Page 455 - If an honest, and, I may truly affirm, a laborious zeal for the public service, has given me any weight in your esteem, let me exhort and conjure you, never to suffer an invasion of your political constitution, however minute the instance may appear, to pass by, without a determined persevering resistance.
Page 96 - Mark ye the flashing oars, And the spears that light the deep? How the festal sunshine pours Where the lords of battle sweep ! Each hath brought back his shield; — Maid, greet thy lover home ! Mother, from that proud field, lo ! thy son is come...
Page 389 - The shrill cigala strikes his lyre ; And what is she whose liquid strain Thrills through yon copse of sugar-cane ? I know that soul-entrancing swell ! It is — it must be — Philomel ! Enough, enough, the rustling trees Announce a shower upon the breeze...
Page 263 - Truly is it written," he exclaims in the exultation of his heart in a letter addressed immediately before his departure to his mother, " that the ways of God are past finding out, and his decrees unsearchable. Is the Lord thus great? So also is he good. I am an instance of it. I have trampled the world under my feet, laughed at fear, and derided danger. Through millions of fierce savages, over parching deserts, the freezing North, the everlasting ice, and stormy seas, have I passed without harm....

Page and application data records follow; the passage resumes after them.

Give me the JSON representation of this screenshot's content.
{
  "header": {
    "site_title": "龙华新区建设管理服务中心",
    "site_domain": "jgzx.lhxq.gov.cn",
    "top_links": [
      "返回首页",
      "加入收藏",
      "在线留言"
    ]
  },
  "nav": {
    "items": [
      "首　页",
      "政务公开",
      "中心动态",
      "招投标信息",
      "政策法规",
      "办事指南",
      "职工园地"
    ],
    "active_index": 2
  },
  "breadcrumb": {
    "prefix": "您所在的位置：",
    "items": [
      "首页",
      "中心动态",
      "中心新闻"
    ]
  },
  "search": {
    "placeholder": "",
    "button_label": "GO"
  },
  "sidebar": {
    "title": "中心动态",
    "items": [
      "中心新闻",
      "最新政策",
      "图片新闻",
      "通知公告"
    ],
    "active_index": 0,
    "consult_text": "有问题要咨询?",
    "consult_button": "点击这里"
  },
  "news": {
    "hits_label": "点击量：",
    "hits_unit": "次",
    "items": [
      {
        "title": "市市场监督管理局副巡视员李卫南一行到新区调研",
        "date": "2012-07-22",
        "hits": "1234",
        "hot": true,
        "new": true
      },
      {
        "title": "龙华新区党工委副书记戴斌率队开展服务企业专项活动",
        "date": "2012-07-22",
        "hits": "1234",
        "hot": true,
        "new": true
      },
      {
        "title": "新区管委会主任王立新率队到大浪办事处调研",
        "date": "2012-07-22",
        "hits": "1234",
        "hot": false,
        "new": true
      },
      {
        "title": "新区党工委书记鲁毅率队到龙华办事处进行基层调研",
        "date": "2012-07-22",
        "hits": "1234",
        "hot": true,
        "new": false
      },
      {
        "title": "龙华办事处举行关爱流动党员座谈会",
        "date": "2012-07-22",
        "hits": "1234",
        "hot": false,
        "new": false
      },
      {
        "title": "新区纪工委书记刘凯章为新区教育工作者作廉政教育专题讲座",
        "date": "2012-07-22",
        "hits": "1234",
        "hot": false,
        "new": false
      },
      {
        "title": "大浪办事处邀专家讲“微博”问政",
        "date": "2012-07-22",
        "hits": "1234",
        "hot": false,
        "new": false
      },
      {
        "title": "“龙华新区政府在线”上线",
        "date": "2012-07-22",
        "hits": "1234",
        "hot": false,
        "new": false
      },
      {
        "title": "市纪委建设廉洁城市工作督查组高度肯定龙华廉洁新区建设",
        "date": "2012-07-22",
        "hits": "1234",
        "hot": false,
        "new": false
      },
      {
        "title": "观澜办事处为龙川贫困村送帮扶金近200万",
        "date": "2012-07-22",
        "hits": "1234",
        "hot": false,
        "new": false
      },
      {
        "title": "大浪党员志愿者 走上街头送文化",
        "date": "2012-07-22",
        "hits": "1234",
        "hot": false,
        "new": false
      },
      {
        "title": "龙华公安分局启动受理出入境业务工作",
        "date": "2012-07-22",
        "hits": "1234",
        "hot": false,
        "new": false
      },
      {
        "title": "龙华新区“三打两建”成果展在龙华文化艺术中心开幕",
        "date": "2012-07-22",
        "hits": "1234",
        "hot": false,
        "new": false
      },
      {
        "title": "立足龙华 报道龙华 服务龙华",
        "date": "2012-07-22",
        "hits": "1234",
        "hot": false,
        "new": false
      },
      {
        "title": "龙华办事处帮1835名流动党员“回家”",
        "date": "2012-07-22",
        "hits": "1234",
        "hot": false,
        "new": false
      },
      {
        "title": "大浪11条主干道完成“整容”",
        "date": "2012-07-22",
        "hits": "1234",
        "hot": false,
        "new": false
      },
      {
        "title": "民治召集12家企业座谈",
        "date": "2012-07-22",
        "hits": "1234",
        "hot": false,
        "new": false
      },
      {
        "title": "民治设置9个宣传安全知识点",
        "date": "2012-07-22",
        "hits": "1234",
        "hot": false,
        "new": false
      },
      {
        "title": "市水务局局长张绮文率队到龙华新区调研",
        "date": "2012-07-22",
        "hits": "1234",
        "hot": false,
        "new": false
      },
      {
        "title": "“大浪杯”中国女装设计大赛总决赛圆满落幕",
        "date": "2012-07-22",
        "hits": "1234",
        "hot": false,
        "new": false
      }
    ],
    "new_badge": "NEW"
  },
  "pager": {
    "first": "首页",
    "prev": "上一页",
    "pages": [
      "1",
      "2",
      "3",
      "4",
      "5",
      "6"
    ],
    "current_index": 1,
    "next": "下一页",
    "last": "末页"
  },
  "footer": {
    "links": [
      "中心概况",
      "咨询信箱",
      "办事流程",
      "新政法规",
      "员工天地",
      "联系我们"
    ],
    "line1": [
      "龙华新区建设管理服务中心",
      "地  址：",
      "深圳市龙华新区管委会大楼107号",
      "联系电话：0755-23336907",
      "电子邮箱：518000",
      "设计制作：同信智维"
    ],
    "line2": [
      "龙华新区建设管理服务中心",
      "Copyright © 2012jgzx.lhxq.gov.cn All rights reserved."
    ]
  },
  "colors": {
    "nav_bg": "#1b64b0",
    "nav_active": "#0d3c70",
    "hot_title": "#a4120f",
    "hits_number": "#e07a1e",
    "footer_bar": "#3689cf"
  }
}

Page 389 - Enough, enough, the rustling trees Announce a shower upon the breeze, — The flashes of the summer sky Assume a deeper, ruddier dye ; Yon lamp that trembles on the stream, From forth our cabin sheds its beam ; And we must early sleep, to find Betimes the morning's healthy wind. But oh ! with thankful hearts confess Ev'n here there may be happiness ; And He, the bounteous Sire, has given His peace on earth — his hope of heaven ! I wrote this endeavouring to fancy that I was not alone. I believe...